- reducing operational risks by proper infrastructure operation and maintenance with associated skills development
- implementation of water conservation and demand management programmes and climate research as well as hydrological and geo-hydrological monitoring.
“The department has committed R352.6 million to the initial drought intervention projects and a further R96.620 million to interim tinkering and additional interventions,” said Minister Mokonyane.
Provincial water levels
The Free State is generally in a positive water balance with the average dam water level at 67 per cent, but critical water areas are the central areas along the watershed relying on the water transfers from the Caledon River system.
“This system has experienced abnormally low flows in recent years. Water restrictions have been implemented for users in the Caledon River system, and releases from the Lesotho Highlands transfers into the Little Caledon River are being implemented to augment the system in the short-term,” said the Minister.

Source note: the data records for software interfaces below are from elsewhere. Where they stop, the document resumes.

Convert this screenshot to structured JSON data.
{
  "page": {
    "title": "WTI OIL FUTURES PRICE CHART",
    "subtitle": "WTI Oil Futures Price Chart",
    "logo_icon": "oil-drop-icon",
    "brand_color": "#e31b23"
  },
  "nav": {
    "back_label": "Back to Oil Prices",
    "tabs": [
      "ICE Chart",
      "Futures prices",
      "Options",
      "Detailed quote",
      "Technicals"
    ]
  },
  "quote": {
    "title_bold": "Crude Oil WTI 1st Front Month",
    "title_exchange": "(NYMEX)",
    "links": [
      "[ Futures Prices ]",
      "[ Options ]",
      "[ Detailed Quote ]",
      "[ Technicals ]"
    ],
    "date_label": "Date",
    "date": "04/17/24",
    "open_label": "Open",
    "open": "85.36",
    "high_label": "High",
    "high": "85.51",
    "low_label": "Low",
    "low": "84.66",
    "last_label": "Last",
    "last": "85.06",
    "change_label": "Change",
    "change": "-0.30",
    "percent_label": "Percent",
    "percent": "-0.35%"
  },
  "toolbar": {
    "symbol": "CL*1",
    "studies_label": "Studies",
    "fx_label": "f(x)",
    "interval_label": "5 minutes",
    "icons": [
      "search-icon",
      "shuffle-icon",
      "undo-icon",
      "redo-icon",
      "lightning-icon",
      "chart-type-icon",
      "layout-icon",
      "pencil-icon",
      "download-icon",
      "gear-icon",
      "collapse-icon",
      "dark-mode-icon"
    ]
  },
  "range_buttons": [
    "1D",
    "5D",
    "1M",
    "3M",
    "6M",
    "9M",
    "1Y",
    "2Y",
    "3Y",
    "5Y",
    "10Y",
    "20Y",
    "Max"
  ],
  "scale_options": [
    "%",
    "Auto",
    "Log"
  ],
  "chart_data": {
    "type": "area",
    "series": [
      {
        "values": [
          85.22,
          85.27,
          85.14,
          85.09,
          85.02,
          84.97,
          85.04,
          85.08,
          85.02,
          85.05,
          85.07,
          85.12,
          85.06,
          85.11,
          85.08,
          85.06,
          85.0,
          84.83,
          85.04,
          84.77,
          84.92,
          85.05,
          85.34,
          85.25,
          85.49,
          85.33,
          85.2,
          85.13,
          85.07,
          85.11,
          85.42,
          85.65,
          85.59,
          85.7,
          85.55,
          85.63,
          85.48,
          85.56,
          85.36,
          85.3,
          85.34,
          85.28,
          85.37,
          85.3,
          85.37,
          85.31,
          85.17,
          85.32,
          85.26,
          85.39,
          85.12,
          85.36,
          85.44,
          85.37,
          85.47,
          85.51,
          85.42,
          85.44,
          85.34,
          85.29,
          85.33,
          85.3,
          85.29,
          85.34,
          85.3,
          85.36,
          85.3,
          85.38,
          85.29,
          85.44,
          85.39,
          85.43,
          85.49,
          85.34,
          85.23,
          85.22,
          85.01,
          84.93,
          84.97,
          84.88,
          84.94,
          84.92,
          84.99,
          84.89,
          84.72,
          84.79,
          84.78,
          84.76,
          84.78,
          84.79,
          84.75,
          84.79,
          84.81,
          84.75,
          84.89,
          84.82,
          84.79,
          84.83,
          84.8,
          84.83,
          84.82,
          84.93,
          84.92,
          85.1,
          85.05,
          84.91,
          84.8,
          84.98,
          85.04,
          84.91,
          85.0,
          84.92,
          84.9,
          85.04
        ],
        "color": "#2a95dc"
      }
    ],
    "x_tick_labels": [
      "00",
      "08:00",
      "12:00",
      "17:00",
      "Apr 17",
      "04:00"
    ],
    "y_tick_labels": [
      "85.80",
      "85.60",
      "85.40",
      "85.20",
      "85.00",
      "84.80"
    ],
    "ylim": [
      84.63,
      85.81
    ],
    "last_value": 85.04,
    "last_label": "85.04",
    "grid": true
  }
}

In the Northern Cape a total of 280 communities depend on groundwater because the province is located in a semi-desert climate and experiences low rainfall.
“Many of these towns are already using over 76 per cent of groundwater, potential and alternative sources of water are being investigated to reduce the risk of non-supply of water,” she said.
The average water level in all dams in the Northern Cape is 53 per cent and water restrictions are currently being implemented.
In the Western Cape the average dam level is 70 per cent, which is low compared to last year because of lower-than-normal rainfall during the past winter.
Main drought impacts are on agriculture in the Vredendal, Garies, Bitterfontein areas, where the farmers have already applied for drought relief for their stock.
Most of Gauteng’s water is supplied by the Vaal and Crocodile West River systems. Minister Mokonyane said the average dam levels are currently at 84 per cent and pose manageable short-term water security risk.
“No hydrological drought is experienced currently. A number of projects are however underway to address service delivery problems,” she said.
The restrictions that have been implemented by Rand Water are as a result of the current high weather conditions, which could lead to a drought situation. The City of Tshwane implemented water restrictions in most towns due to the heat wave in October. While Joburg Water had not yet implemented water restriction, communities have been advised to use water wisely.
In the Eastern Cape, the water situation is generally good with average dam level at 78 per cent and most of the key dams are at full or close to full levels.
However, the Minister said there were areas of concern including Butterworth/Idutywa.
“Water restrictions should be implemented urgently to stretch the available water in the system.”
The average water level of dams in Limpopo is 71 per cent with 12 of 24 dams above 80 per cent and four dams below 50 per cent. The recent construction of the De Hoop Dam is expected to bring relief to the rapid growth in mining and domestic water demands in the Sekhukhune District Municipality.
The Minister said the department will intervene in addressing challenges in Limpopo, to help local government to manage them.
In Mpumalanga, dam water levels are on average at 70 per cent. Minister Mokonyane said the drought stricken area is primarily located in the south bordering KwaZulu-Natal and Swaziland.
“Despite below average rainfall, the domestic water supply systems are still in good state,” she said.
In KwaZulu-Natal the average water level of the dams is currently 58 per cent of full supply capacity. Three of the 18 large water supply schemes are at risk, and 42 of the 117 schemes are affected by drought.
“A plan of action has been developed, including drilling of boreholes, spring rehabilitation and packaged desalination plants. More than 150 tankers have already been deployed in 12 local municipalities," said the Minister.